People who pay for prostitutes bear “responsibility for the lives stolen by trafficking”, Minister for Justice Frances Fitzgerald has said.
Launching the Department of Justice Second National Action Plan to Prevent and Combat Human Trafficking in Ireland on Monday, the day before EUAnti-Human Trafficking Day, she said human trafficking is a business and traffickers operate only to make money from human misery.
“And those who purchase the services of these victims fuel this evil trade – they too bear the responsibility for the lives stolen by trafficking,” she said.
Between January 2009 and December 2015, 417 victims of human trafficking were reported to or detected by gardaí.
Reasons for trafficking include for sexual exploitation and for labour, for sectors such as domestic, home care, farm and fishery work, and for criminal activity such as cannabis-growing.
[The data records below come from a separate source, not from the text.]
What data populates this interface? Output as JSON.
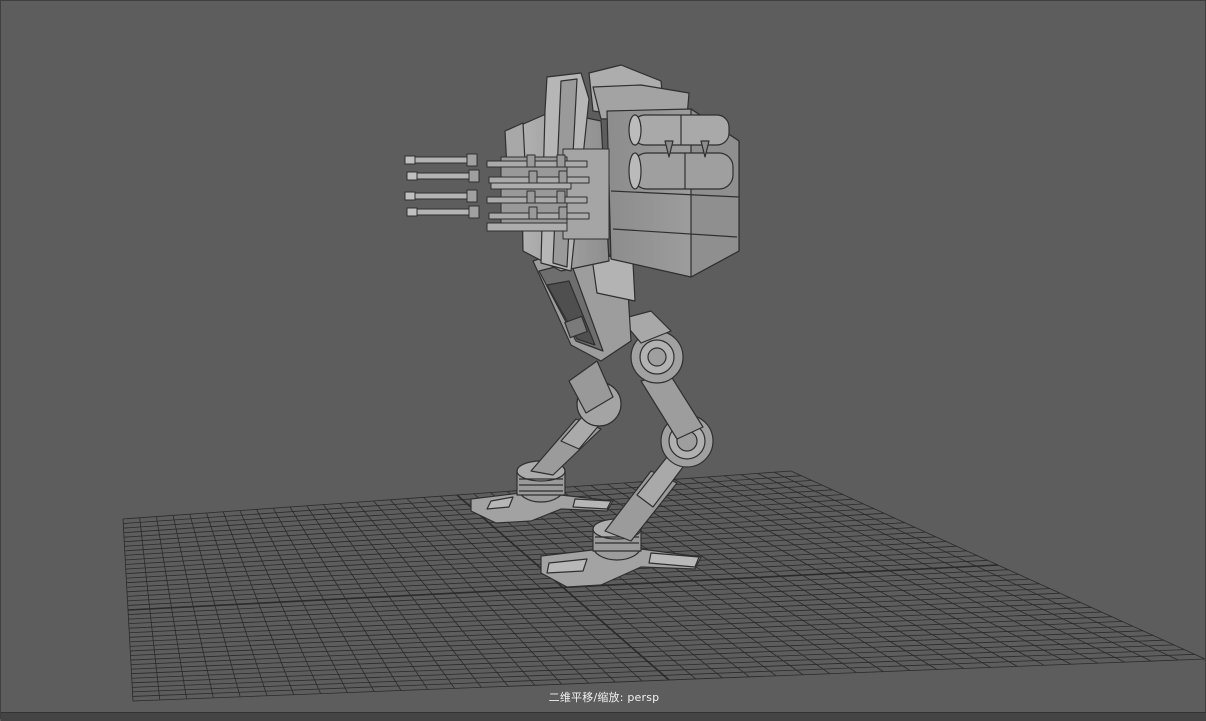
{
  "viewport": {
    "camera_label": "二维平移/缩放: persp",
    "background_color": "#5d5d5d",
    "grid_color": "#2a2a2a"
  },
  "scene": {
    "model": "mech-walker-robot",
    "model_color": "#9a9a9a",
    "edge_color": "#2f2f2f"
  }
}
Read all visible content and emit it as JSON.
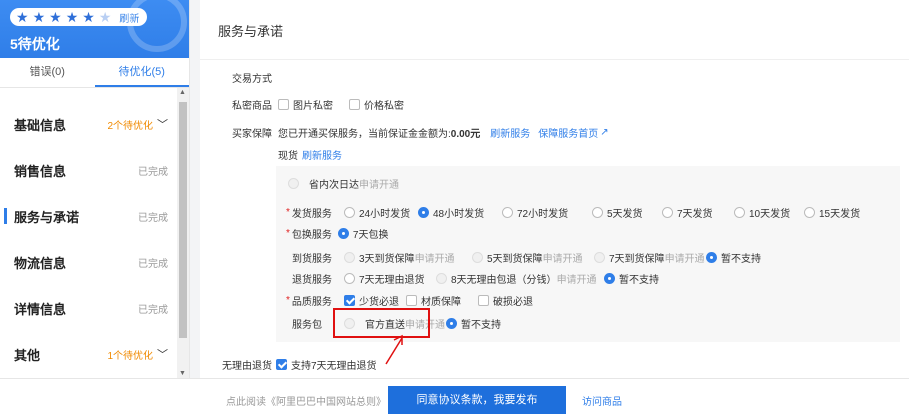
{
  "score": {
    "refresh": "刷新",
    "text": "5待优化",
    "stars": 5
  },
  "tabs": [
    {
      "label": "错误(0)"
    },
    {
      "label": "待优化(5)"
    }
  ],
  "nav": [
    {
      "name": "基础信息",
      "status": "2个待优化"
    },
    {
      "name": "销售信息",
      "status": "已完成"
    },
    {
      "name": "服务与承诺",
      "status": "已完成"
    },
    {
      "name": "物流信息",
      "status": "已完成"
    },
    {
      "name": "详情信息",
      "status": "已完成"
    },
    {
      "name": "其他",
      "status": "1个待优化"
    }
  ],
  "panel": {
    "title": "服务与承诺",
    "trade_mode": "交易方式",
    "private_label": "私密商品",
    "private_opts": [
      "图片私密",
      "价格私密"
    ],
    "guarantee_label": "买家保障",
    "guarantee_text": "您已开通买保服务，当前保证金金额为:",
    "guarantee_amount": "0.00元",
    "refresh_service": "刷新服务",
    "guarantee_home": "保障服务首页",
    "spot_label": "现货",
    "spot_refresh": "刷新服务",
    "next_day": "省内次日达",
    "apply": "申请开通",
    "ship_label": "发货服务",
    "ship_opts": [
      "24小时发货",
      "48小时发货",
      "72小时发货",
      "5天发货",
      "7天发货",
      "10天发货",
      "15天发货"
    ],
    "exchange_label": "包换服务",
    "exchange_opt": "7天包换",
    "arrival_label": "到货服务",
    "arrival_opts": [
      "3天到货保障",
      "5天到货保障",
      "7天到货保障"
    ],
    "not_supported": "暂不支持",
    "return_label": "退货服务",
    "return_opts": [
      "7天无理由退货",
      "8天无理由包退（分钱）"
    ],
    "quality_label": "品质服务",
    "quality_opts": [
      "少货必退",
      "材质保障",
      "破损必退"
    ],
    "pack_label": "服务包",
    "pack_opt": "官方直送",
    "no_reason_label": "无理由退货",
    "no_reason_opt": "支持7天无理由退货"
  },
  "footer": {
    "note": "点此阅读《阿里巴巴中国网站总则》",
    "agree": "同意协议条款，我要发布",
    "visit": "访问商品"
  }
}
The new plan, with input from non-governmental organisations working in the area, sets out 65 actions aimed at targeting those involved in human trafficking, as well as supporting victims, improving training and raising public awareness.
Among the actions outlined is the passing of the Criminal Law (Sexual Offences) Bill, currently before the Dáil, under which it will be an offence for a person to pay, offer or promise to pay for sex with a prostitute.
Ms Fitzgerald said a direct way of combating trafficking for sex is to send the message to those who pay for these services that “their behaviour is unacceptable and contributes to the exploitation of other people”.
She also said human trafficking undermines human rights and dignity, and has no place in a modern and civilised society. She urged the public to be aware of the signs of human trafficking, to share their concerns and report suspicions.
Also speaking at the event, Garda deputy commissioner Dónall Ó Caoláin said the protection of victims was a priority for gardaí and it was critical they received the support they deserved.
He said gardaí were dealing with transnational organised crime gangs, often quite sophisticated, and were more and more reliant on international investigation models and the co-operation of victims.
He highlighted the importance of collaboration between gardaí and other agencies “working in the space”.
Sarah Benson, chief executive of Ruhama, a charity that works with sexually exploited women, welcomed the plan.
She said 43 nationalities were represented in the women they saw in 2015, including some Nigerian women who had fled their villages because of terrorist group Boko Haram and were vulnerable to traffickers.
She also said there was an increase in women from Eastern Europe.
“Those who we meet are the tip of the iceberg,” she said.
Gráinne O’Toole, co-ordinator with the Migrant Rights Centre of Ireland, said domestic work continued to be problematic, but they were also beginning to see a lot of exploitation in the home care sector and a new trend of issues with farm workers. She said she was very hopeful for the plan.
Signs of human trafficking include children not being given access to schooling or travelling in groups with non-relatives; people living in groups in unsuitable places and working long hours, or people depending on an employee for work transportation and accommodation.
Other signs include women showing obvious bruises, cuts or mutilation, adverts offering the services of women of a particular nationality for sex, or women being escorted wherever they go.
Credit: Irish Times